• [Problem]
Scan the records for the string "source"; copy each line where it occurs.

● ● ● ●

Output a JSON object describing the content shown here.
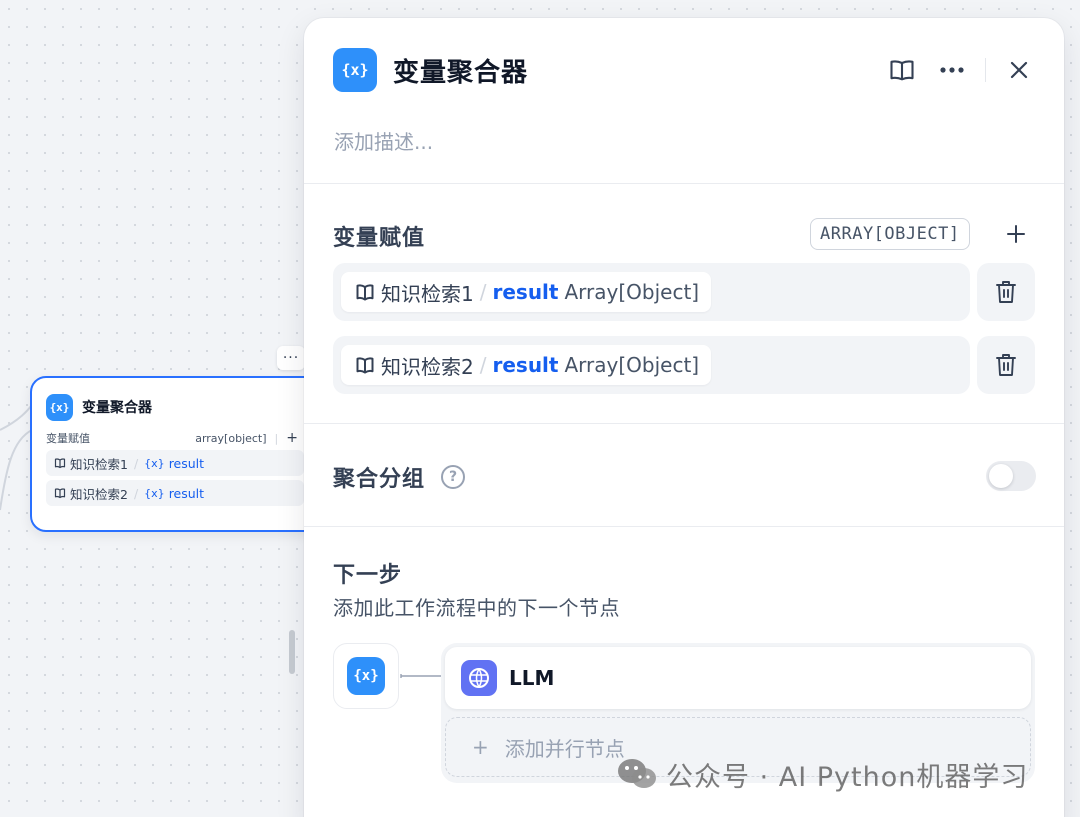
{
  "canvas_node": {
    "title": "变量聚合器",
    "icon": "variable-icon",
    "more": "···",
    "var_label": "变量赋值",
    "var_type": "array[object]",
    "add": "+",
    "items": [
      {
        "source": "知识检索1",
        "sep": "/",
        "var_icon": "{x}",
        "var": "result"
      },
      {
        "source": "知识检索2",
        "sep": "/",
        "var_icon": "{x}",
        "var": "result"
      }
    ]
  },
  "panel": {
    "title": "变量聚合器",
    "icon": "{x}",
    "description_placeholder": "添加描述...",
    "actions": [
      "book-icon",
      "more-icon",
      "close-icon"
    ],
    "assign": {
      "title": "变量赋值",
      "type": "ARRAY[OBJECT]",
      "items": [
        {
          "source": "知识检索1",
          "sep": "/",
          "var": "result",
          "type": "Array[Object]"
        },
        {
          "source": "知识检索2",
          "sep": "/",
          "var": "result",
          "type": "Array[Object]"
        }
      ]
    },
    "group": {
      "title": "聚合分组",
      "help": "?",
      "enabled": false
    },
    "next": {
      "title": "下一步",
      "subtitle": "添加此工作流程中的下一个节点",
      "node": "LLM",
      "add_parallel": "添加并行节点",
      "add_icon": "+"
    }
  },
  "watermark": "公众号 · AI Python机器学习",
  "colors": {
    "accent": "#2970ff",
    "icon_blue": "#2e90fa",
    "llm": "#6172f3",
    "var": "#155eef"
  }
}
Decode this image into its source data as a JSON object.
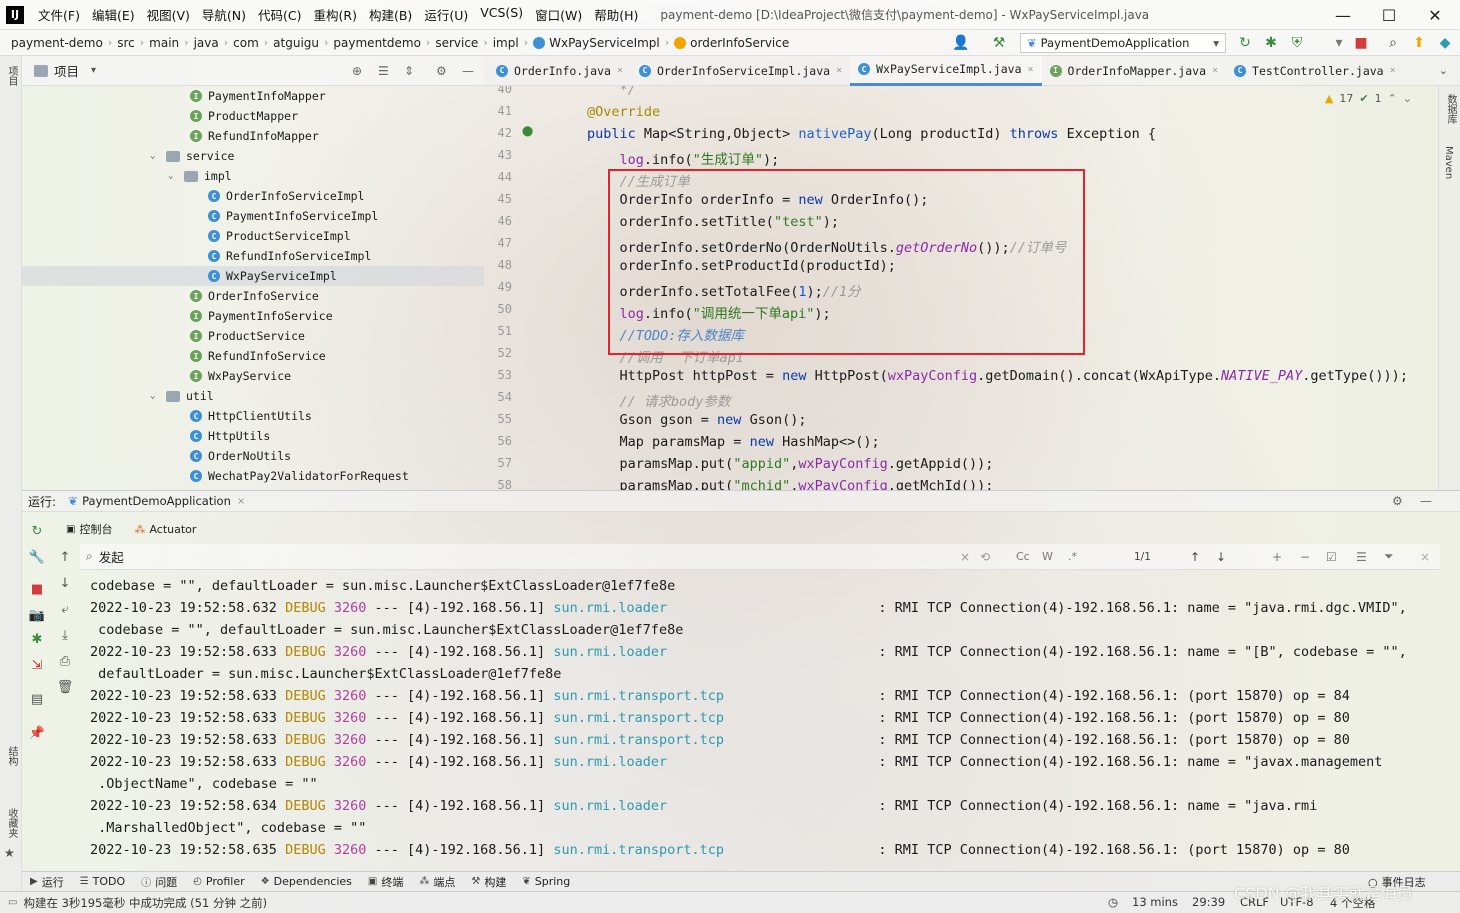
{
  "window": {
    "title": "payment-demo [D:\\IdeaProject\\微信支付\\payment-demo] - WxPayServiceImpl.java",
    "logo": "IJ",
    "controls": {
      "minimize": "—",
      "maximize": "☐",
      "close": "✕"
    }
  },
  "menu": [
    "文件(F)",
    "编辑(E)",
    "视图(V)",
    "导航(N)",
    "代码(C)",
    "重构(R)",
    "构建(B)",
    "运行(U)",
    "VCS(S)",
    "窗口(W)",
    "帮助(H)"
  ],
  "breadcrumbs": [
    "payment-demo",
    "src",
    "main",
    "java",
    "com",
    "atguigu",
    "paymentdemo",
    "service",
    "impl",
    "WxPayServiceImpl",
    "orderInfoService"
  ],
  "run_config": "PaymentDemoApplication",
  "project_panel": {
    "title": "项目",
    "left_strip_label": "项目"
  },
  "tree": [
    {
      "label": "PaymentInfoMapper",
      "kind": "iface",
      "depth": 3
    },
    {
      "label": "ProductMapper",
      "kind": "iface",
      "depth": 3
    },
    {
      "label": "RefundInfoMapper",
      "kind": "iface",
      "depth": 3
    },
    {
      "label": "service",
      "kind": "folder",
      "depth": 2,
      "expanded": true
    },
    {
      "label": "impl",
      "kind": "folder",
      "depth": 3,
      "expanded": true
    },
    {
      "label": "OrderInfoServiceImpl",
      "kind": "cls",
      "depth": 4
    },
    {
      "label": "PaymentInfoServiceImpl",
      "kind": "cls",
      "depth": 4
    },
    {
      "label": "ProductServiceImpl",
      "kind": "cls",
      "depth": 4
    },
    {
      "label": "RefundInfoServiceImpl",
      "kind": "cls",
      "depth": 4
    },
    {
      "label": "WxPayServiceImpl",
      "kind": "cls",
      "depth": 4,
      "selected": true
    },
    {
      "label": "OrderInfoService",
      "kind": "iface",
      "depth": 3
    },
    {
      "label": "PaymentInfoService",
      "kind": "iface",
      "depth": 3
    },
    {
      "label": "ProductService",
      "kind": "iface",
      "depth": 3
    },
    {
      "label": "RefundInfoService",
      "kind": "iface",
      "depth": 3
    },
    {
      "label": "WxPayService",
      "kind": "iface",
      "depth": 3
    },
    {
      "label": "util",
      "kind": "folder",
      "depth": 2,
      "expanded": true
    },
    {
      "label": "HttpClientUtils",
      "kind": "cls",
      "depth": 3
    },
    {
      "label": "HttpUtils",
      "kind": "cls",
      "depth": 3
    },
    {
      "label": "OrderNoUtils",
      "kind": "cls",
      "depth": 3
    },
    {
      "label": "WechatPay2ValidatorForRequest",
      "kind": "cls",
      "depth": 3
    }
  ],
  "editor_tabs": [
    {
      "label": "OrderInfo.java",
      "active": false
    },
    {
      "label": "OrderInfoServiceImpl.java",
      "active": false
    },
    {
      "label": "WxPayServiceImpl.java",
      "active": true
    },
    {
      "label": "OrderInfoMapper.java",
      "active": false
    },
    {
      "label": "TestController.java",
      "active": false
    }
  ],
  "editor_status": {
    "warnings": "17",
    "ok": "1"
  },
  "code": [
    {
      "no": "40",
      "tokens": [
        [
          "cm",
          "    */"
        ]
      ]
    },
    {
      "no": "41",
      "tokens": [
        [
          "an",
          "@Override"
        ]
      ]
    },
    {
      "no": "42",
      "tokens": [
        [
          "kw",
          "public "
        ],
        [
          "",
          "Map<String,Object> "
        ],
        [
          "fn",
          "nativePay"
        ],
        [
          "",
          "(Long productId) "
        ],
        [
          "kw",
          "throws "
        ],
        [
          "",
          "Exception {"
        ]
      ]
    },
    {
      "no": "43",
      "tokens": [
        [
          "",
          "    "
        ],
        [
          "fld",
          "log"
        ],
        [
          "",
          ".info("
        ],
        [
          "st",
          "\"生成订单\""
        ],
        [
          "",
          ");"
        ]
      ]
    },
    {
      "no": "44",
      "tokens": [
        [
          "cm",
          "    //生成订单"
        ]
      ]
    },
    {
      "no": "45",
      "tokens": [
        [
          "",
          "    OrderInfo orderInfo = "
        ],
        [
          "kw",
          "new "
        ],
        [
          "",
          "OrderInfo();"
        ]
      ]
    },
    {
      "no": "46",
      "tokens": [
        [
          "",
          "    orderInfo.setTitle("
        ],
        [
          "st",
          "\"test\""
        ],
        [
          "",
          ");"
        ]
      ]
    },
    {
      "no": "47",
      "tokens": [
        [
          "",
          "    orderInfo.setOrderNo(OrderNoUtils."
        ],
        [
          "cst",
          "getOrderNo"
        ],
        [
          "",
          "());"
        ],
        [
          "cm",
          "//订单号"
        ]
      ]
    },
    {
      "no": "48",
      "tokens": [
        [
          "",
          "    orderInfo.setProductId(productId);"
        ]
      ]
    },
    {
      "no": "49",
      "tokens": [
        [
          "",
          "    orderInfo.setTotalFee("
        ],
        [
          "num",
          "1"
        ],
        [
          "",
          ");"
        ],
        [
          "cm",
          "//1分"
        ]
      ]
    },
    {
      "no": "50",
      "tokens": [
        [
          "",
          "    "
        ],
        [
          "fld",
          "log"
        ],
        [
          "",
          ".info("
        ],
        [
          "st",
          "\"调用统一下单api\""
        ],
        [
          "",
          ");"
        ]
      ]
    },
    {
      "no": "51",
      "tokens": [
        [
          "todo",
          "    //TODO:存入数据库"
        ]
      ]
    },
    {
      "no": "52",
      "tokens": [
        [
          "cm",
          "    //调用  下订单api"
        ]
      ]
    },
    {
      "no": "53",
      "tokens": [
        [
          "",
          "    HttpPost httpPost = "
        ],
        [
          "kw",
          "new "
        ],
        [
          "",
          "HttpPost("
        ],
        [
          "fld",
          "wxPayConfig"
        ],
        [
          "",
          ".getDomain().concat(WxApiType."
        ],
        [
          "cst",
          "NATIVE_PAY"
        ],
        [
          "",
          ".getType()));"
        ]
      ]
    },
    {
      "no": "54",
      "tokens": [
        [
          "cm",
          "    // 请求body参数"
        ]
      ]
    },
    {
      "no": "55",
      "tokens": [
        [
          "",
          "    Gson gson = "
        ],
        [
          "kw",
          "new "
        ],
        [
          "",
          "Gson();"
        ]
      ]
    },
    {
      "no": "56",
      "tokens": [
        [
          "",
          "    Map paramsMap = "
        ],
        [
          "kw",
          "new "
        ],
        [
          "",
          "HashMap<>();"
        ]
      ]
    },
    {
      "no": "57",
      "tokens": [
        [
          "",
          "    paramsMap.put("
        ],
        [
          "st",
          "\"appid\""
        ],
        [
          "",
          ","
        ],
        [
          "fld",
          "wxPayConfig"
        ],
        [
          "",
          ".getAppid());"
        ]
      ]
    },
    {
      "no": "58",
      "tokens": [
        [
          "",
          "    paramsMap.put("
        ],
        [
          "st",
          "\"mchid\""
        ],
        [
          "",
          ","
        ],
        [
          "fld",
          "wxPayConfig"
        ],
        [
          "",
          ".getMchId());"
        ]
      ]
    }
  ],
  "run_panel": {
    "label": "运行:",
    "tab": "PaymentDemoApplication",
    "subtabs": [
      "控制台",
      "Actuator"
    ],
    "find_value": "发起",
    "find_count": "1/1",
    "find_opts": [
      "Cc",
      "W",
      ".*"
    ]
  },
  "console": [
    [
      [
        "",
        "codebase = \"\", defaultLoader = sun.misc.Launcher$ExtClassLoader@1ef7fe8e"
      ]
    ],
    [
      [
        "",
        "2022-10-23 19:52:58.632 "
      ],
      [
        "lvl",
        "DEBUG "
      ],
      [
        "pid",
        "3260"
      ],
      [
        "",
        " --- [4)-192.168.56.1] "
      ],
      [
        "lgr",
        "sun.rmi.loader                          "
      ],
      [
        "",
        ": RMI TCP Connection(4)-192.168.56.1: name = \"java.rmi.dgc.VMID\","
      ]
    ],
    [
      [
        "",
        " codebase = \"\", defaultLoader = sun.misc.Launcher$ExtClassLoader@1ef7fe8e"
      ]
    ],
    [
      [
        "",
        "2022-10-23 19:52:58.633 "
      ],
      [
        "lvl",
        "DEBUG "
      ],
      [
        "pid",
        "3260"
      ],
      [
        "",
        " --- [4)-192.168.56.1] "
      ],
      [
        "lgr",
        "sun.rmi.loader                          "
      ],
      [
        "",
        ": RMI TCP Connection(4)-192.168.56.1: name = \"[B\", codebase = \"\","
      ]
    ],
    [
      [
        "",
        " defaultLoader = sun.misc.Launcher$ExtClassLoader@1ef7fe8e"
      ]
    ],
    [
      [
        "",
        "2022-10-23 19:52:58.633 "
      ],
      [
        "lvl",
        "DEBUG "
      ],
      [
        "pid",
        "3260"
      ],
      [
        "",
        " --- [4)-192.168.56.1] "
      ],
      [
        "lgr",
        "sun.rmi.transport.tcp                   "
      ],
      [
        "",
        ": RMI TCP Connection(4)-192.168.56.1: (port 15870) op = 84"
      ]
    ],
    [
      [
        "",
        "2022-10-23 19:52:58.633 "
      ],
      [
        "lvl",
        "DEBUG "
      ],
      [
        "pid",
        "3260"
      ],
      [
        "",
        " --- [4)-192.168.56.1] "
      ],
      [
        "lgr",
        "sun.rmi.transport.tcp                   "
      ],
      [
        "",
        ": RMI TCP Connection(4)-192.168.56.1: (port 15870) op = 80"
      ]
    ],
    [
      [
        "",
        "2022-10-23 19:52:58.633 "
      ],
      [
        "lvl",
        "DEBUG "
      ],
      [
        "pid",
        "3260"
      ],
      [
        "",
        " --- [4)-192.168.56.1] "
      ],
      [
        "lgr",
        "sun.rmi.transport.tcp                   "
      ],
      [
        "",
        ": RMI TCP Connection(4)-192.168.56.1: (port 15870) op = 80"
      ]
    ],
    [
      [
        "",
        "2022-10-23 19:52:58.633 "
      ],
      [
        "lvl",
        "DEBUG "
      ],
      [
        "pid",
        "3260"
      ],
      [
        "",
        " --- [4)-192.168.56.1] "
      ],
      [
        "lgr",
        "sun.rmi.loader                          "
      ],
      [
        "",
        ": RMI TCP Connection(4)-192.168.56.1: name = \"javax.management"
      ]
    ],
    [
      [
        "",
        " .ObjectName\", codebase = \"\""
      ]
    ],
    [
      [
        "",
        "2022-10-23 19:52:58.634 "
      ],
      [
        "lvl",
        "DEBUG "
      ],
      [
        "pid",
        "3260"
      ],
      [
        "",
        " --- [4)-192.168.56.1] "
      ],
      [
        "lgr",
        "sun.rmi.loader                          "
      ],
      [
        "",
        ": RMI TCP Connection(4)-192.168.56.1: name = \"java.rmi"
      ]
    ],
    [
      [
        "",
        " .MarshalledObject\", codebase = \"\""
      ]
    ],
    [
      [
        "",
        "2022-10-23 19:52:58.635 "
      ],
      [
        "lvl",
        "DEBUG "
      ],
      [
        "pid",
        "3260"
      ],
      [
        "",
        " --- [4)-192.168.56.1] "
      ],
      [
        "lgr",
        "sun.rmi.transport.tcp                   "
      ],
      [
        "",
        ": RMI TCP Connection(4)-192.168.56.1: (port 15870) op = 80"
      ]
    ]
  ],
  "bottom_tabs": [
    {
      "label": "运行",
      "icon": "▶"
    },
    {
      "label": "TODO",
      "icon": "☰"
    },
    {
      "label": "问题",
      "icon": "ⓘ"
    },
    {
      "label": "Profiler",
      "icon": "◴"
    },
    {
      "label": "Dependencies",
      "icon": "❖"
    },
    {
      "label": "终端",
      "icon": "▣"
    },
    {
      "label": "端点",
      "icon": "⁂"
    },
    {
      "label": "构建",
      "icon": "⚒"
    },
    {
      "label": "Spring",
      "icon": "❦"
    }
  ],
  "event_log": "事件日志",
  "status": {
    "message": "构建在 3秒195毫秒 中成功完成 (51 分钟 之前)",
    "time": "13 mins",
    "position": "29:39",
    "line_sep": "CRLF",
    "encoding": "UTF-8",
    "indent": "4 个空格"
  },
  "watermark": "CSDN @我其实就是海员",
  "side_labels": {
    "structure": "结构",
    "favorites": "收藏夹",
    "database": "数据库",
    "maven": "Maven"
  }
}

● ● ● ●

• [Solution to this problem]
        "source": "知识检索1",
        "source": "知识检索2",
          "source": "知识检索1",
          "source": "知识检索2",
Decode this image into its source data as a JSON object.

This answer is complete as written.